> **Goal of the exercise**
Output each entry verbatim.

> **Records for this task**
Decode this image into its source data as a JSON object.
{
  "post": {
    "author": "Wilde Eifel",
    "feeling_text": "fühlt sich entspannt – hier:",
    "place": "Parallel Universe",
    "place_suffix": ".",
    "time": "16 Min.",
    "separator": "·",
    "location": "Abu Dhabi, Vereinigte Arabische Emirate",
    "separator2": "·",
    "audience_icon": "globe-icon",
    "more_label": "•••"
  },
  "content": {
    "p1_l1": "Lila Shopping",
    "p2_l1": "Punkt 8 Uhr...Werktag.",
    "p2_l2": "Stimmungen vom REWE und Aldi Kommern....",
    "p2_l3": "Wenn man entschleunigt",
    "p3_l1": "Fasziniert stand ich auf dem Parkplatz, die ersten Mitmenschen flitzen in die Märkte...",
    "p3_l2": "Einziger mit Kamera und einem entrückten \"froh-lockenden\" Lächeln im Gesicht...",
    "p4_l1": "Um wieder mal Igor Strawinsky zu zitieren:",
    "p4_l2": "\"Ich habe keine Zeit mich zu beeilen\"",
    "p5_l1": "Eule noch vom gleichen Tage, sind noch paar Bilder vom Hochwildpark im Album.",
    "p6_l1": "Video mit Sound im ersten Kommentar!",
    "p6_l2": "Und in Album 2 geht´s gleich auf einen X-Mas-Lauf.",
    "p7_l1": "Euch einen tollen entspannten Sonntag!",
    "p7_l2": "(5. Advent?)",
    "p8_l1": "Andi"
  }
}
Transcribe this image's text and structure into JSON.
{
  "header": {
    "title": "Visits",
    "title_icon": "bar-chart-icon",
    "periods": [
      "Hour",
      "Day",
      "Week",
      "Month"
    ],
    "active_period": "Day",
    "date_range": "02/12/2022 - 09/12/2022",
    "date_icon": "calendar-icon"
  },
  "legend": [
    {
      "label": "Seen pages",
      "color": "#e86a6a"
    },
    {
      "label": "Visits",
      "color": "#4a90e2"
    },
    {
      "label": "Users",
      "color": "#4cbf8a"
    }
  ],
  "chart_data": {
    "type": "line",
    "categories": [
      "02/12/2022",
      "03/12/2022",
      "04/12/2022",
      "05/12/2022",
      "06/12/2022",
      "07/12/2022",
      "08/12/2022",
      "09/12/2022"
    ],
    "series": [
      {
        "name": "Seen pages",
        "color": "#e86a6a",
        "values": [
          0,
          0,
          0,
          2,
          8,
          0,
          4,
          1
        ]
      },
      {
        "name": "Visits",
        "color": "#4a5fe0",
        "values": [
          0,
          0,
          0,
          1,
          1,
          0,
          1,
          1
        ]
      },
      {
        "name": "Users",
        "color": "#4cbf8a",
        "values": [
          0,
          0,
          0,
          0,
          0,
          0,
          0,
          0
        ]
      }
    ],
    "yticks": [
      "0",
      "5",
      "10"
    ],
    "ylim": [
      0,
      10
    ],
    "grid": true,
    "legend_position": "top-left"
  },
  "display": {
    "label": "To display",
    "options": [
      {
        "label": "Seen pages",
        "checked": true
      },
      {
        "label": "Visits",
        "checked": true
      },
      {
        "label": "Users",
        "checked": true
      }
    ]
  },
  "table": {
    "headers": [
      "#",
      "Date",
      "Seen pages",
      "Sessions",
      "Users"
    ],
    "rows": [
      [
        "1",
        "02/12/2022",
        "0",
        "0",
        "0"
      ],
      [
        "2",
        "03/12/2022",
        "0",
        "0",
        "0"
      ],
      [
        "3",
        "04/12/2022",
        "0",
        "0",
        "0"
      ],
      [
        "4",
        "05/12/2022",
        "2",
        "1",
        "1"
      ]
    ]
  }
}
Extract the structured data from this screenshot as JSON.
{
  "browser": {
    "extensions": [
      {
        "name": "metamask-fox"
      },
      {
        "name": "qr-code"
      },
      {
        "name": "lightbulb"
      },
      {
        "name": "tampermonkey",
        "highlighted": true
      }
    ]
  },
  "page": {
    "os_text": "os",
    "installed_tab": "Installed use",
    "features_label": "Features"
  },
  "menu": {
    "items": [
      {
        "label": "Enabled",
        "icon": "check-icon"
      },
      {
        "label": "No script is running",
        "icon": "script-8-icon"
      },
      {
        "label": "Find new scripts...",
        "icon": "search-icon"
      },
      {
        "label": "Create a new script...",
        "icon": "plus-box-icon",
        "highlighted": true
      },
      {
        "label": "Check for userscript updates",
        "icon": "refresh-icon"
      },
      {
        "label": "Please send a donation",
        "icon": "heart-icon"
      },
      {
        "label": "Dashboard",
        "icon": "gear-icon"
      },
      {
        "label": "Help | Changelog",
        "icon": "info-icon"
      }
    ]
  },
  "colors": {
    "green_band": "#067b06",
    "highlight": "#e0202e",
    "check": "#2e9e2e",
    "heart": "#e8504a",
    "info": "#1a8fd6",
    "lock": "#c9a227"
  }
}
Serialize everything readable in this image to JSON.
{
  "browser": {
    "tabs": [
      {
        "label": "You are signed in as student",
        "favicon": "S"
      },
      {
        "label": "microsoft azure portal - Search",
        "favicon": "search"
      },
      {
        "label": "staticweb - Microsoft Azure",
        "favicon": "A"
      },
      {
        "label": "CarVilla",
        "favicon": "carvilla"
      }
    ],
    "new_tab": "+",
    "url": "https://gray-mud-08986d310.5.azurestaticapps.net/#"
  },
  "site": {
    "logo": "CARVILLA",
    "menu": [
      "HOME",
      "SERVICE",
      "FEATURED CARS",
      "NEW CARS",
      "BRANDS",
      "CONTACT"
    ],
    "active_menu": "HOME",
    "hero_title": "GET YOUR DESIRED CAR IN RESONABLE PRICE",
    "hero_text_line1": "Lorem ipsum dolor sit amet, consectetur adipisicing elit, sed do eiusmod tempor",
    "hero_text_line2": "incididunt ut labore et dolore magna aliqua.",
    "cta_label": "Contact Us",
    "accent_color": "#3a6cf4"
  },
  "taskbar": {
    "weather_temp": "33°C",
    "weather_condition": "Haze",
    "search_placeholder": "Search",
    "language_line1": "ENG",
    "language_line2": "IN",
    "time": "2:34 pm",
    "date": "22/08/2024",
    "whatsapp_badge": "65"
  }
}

> **Output of the task**
Decode this image into its source data as a JSON object.
{
  "post": {
    "author": "Wilde Eifel",
    "feeling_text": "fühlt sich entspannt – hier:",
    "place": "Parallel Universe",
    "place_suffix": ".",
    "time": "16 Min.",
    "separator": "·",
    "location": "Abu Dhabi, Vereinigte Arabische Emirate",
    "separator2": "·",
    "audience_icon": "globe-icon",
    "more_label": "•••"
  },
  "content": {
    "p1_l1": "Lila Shopping",
    "p2_l1": "Punkt 8 Uhr...Werktag.",
    "p2_l2": "Stimmungen vom REWE und Aldi Kommern....",
    "p2_l3": "Wenn man entschleunigt",
    "p3_l1": "Fasziniert stand ich auf dem Parkplatz, die ersten Mitmenschen flitzen in die Märkte...",
    "p3_l2": "Einziger mit Kamera und einem entrückten \"froh-lockenden\" Lächeln im Gesicht...",
    "p4_l1": "Um wieder mal Igor Strawinsky zu zitieren:",
    "p4_l2": "\"Ich habe keine Zeit mich zu beeilen\"",
    "p5_l1": "Eule noch vom gleichen Tage, sind noch paar Bilder vom Hochwildpark im Album.",
    "p6_l1": "Video mit Sound im ersten Kommentar!",
    "p6_l2": "Und in Album 2 geht´s gleich auf einen X-Mas-Lauf.",
    "p7_l1": "Euch einen tollen entspannten Sonntag!",
    "p7_l2": "(5. Advent?)",
    "p8_l1": "Andi"
  }
}
Transcribe this image's text and structure into JSON.
{
  "header": {
    "title": "Visits",
    "title_icon": "bar-chart-icon",
    "periods": [
      "Hour",
      "Day",
      "Week",
      "Month"
    ],
    "active_period": "Day",
    "date_range": "02/12/2022 - 09/12/2022",
    "date_icon": "calendar-icon"
  },
  "legend": [
    {
      "label": "Seen pages",
      "color": "#e86a6a"
    },
    {
      "label": "Visits",
      "color": "#4a90e2"
    },
    {
      "label": "Users",
      "color": "#4cbf8a"
    }
  ],
  "chart_data": {
    "type": "line",
    "categories": [
      "02/12/2022",
      "03/12/2022",
      "04/12/2022",
      "05/12/2022",
      "06/12/2022",
      "07/12/2022",
      "08/12/2022",
      "09/12/2022"
    ],
    "series": [
      {
        "name": "Seen pages",
        "color": "#e86a6a",
        "values": [
          0,
          0,
          0,
          2,
          8,
          0,
          4,
          1
        ]
      },
      {
        "name": "Visits",
        "color": "#4a5fe0",
        "values": [
          0,
          0,
          0,
          1,
          1,
          0,
          1,
          1
        ]
      },
      {
        "name": "Users",
        "color": "#4cbf8a",
        "values": [
          0,
          0,
          0,
          0,
          0,
          0,
          0,
          0
        ]
      }
    ],
    "yticks": [
      "0",
      "5",
      "10"
    ],
    "ylim": [
      0,
      10
    ],
    "grid": true,
    "legend_position": "top-left"
  },
  "display": {
    "label": "To display",
    "options": [
      {
        "label": "Seen pages",
        "checked": true
      },
      {
        "label": "Visits",
        "checked": true
      },
      {
        "label": "Users",
        "checked": true
      }
    ]
  },
  "table": {
    "headers": [
      "#",
      "Date",
      "Seen pages",
      "Sessions",
      "Users"
    ],
    "rows": [
      [
        "1",
        "02/12/2022",
        "0",
        "0",
        "0"
      ],
      [
        "2",
        "03/12/2022",
        "0",
        "0",
        "0"
      ],
      [
        "3",
        "04/12/2022",
        "0",
        "0",
        "0"
      ],
      [
        "4",
        "05/12/2022",
        "2",
        "1",
        "1"
      ]
    ]
  }
}
Extract the structured data from this screenshot as JSON.
{
  "browser": {
    "extensions": [
      {
        "name": "metamask-fox"
      },
      {
        "name": "qr-code"
      },
      {
        "name": "lightbulb"
      },
      {
        "name": "tampermonkey",
        "highlighted": true
      }
    ]
  },
  "page": {
    "os_text": "os",
    "installed_tab": "Installed use",
    "features_label": "Features"
  },
  "menu": {
    "items": [
      {
        "label": "Enabled",
        "icon": "check-icon"
      },
      {
        "label": "No script is running",
        "icon": "script-8-icon"
      },
      {
        "label": "Find new scripts...",
        "icon": "search-icon"
      },
      {
        "label": "Create a new script...",
        "icon": "plus-box-icon",
        "highlighted": true
      },
      {
        "label": "Check for userscript updates",
        "icon": "refresh-icon"
      },
      {
        "label": "Please send a donation",
        "icon": "heart-icon"
      },
      {
        "label": "Dashboard",
        "icon": "gear-icon"
      },
      {
        "label": "Help | Changelog",
        "icon": "info-icon"
      }
    ]
  },
  "colors": {
    "green_band": "#067b06",
    "highlight": "#e0202e",
    "check": "#2e9e2e",
    "heart": "#e8504a",
    "info": "#1a8fd6",
    "lock": "#c9a227"
  }
}
Serialize everything readable in this image to JSON.
{
  "browser": {
    "tabs": [
      {
        "label": "You are signed in as student",
        "favicon": "S"
      },
      {
        "label": "microsoft azure portal - Search",
        "favicon": "search"
      },
      {
        "label": "staticweb - Microsoft Azure",
        "favicon": "A"
      },
      {
        "label": "CarVilla",
        "favicon": "carvilla"
      }
    ],
    "new_tab": "+",
    "url": "https://gray-mud-08986d310.5.azurestaticapps.net/#"
  },
  "site": {
    "logo": "CARVILLA",
    "menu": [
      "HOME",
      "SERVICE",
      "FEATURED CARS",
      "NEW CARS",
      "BRANDS",
      "CONTACT"
    ],
    "active_menu": "HOME",
    "hero_title": "GET YOUR DESIRED CAR IN RESONABLE PRICE",
    "hero_text_line1": "Lorem ipsum dolor sit amet, consectetur adipisicing elit, sed do eiusmod tempor",
    "hero_text_line2": "incididunt ut labore et dolore magna aliqua.",
    "cta_label": "Contact Us",
    "accent_color": "#3a6cf4"
  },
  "taskbar": {
    "weather_temp": "33°C",
    "weather_condition": "Haze",
    "search_placeholder": "Search",
    "language_line1": "ENG",
    "language_line2": "IN",
    "time": "2:34 pm",
    "date": "22/08/2024",
    "whatsapp_badge": "65"
  }
}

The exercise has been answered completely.